Is recognizing a “right to literacy” the solution to improved reading outcomes in America?
Groups in at least three states think so. There are currently lawsuits in Michigan, New Mexico, and California seeking to establish that school districts have violated a student’s “right to literacy” by providing inadequate learning conditions and insufficient school funding. The “right to literacy,” they argue, requires better conditions and more funding.
Setting aside the supposed “right to literacy,” it’s understandable why these families are frustrated with the outcomes in their children’s assigned public schools.

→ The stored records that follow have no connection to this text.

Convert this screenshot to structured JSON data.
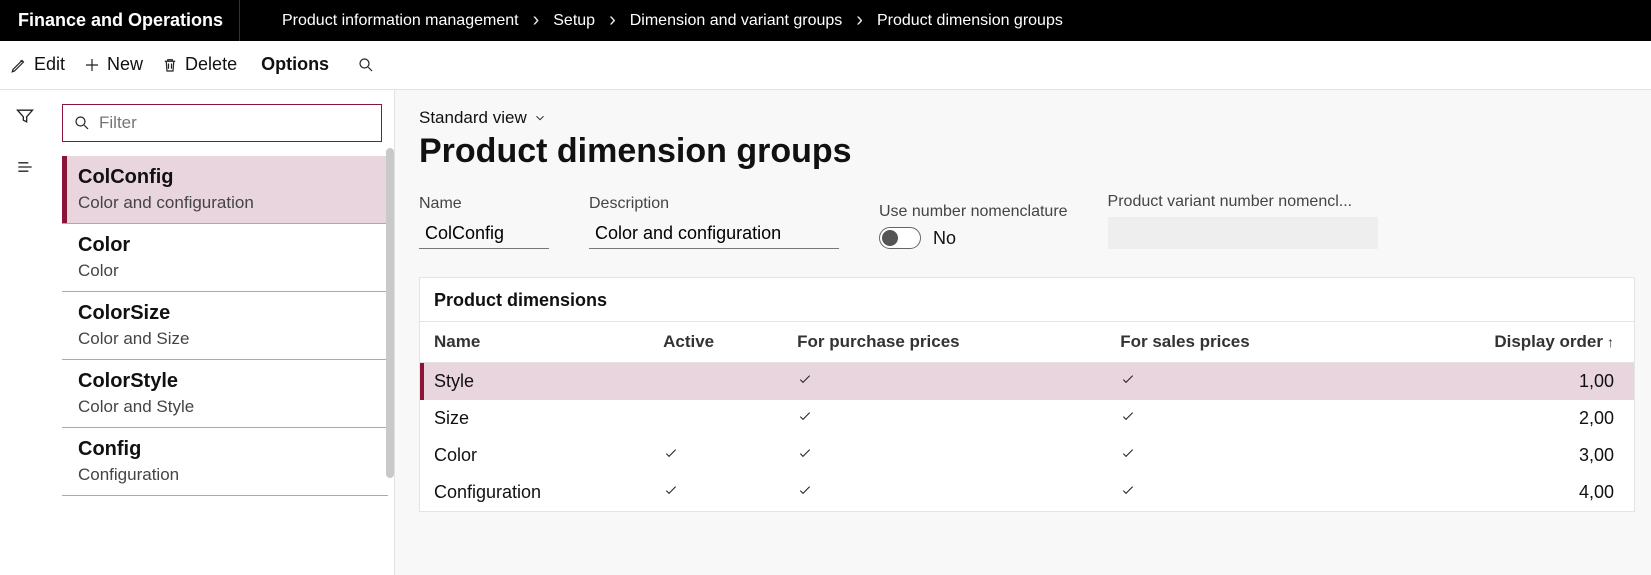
{
  "app_title": "Finance and Operations",
  "breadcrumbs": [
    "Product information management",
    "Setup",
    "Dimension and variant groups",
    "Product dimension groups"
  ],
  "toolbar": {
    "edit": "Edit",
    "new": "New",
    "delete": "Delete",
    "options": "Options"
  },
  "nav": {
    "filter_placeholder": "Filter",
    "items": [
      {
        "title": "ColConfig",
        "desc": "Color and configuration",
        "selected": true
      },
      {
        "title": "Color",
        "desc": "Color"
      },
      {
        "title": "ColorSize",
        "desc": "Color and Size"
      },
      {
        "title": "ColorStyle",
        "desc": "Color and Style"
      },
      {
        "title": "Config",
        "desc": "Configuration"
      }
    ]
  },
  "view_label": "Standard view",
  "page_title": "Product dimension groups",
  "fields": {
    "name_label": "Name",
    "name_value": "ColConfig",
    "desc_label": "Description",
    "desc_value": "Color and configuration",
    "toggle_label": "Use number nomenclature",
    "toggle_value": "No",
    "nomen_label": "Product variant number nomencl..."
  },
  "grid": {
    "title": "Product dimensions",
    "columns": [
      "Name",
      "Active",
      "For purchase prices",
      "For sales prices",
      "Display order"
    ],
    "sort_column": 4,
    "sort_dir": "asc",
    "rows": [
      {
        "name": "Style",
        "active": false,
        "purchase": true,
        "sales": true,
        "order": "1,00",
        "selected": true
      },
      {
        "name": "Size",
        "active": false,
        "purchase": true,
        "sales": true,
        "order": "2,00"
      },
      {
        "name": "Color",
        "active": true,
        "purchase": true,
        "sales": true,
        "order": "3,00"
      },
      {
        "name": "Configuration",
        "active": true,
        "purchase": true,
        "sales": true,
        "order": "4,00"
      }
    ]
  }
}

According to the 2017 National Assessment of Education Progress, only 29 percent of California eighth-graders are at or above proficient in math, and 32 percent achieved that level in reading. Thirty-one percent of Michigan eighth-graders are proficient in math and 34 percent in reading. New Mexico scores even lower, with only 21 percent proficiency in math and 24 percent in reading.
Public schools are assigned based on ZIP code, and the process of transferring to a school outside of one’s zoned area can be very difficult.
As it stands, all 50 states have compulsory attendance laws, meaning every child is required to attend school between the ages of 6 and 17 (with ages slightly varying by state). In most states, children must attend their assigned school unless their parents have the ability to homeschool them or pay private school tuition—in addition to paying taxes to support the government-assigned schools.
Because school attendance is mandated, and because most children attend assigned public schools, any incentive for improvement on the part of the public system is mitigated.
This issue is particularly acute in the three states where these suits are underway. There are no private school-choice options (vouchers, tax credits, or education savings accounts) in California, New Mexico, or Michigan. Save for some charter school options, parents who cannot afford to pay twice for their child’s education are largely at the whim of the government-assigned public system.
The petitioners’ proposed solutions in the three states range from increasing funding and programs and making sure teachers are trained to teach the curriculum, to providing additional classroom resources and ensuring the conditions necessary for learning. Although the petitioners’ grievances are understandable, research shows that increased funding does not necessarily lead to improved educational outcomes, and the funding is sometimes even used fraudulently by school districts.
The solution is not more government intervention, mandates, or funding. The solution is allowing parents and families to leave failing schools, or any school that doesn’t meet their child’s learning needs.
There are a host of factors that go into student success. Putting parents in the driver’s seat when it comes to deciding how best to foster that success provides the best chance for maximizing a child’s life goals.
Empowering parents with the opportunity to enroll their child in a school of their choice, or utilizing their child’s state per-pupil funding to customize their child’s education in a way that best fits their needs through education savings accounts, is a far better means of ensuring students can access an effective education that is the right fit for them.
By giving funds to students and not schools, families will be empowered to choose the schools or education providers that best help their children—whether it’s in reading or any other subject.
Inventing a “right to literacy” is not what will make a difference in student learning. The best way to achieve an improvement is by empowering parents to choose how and where their children are educated.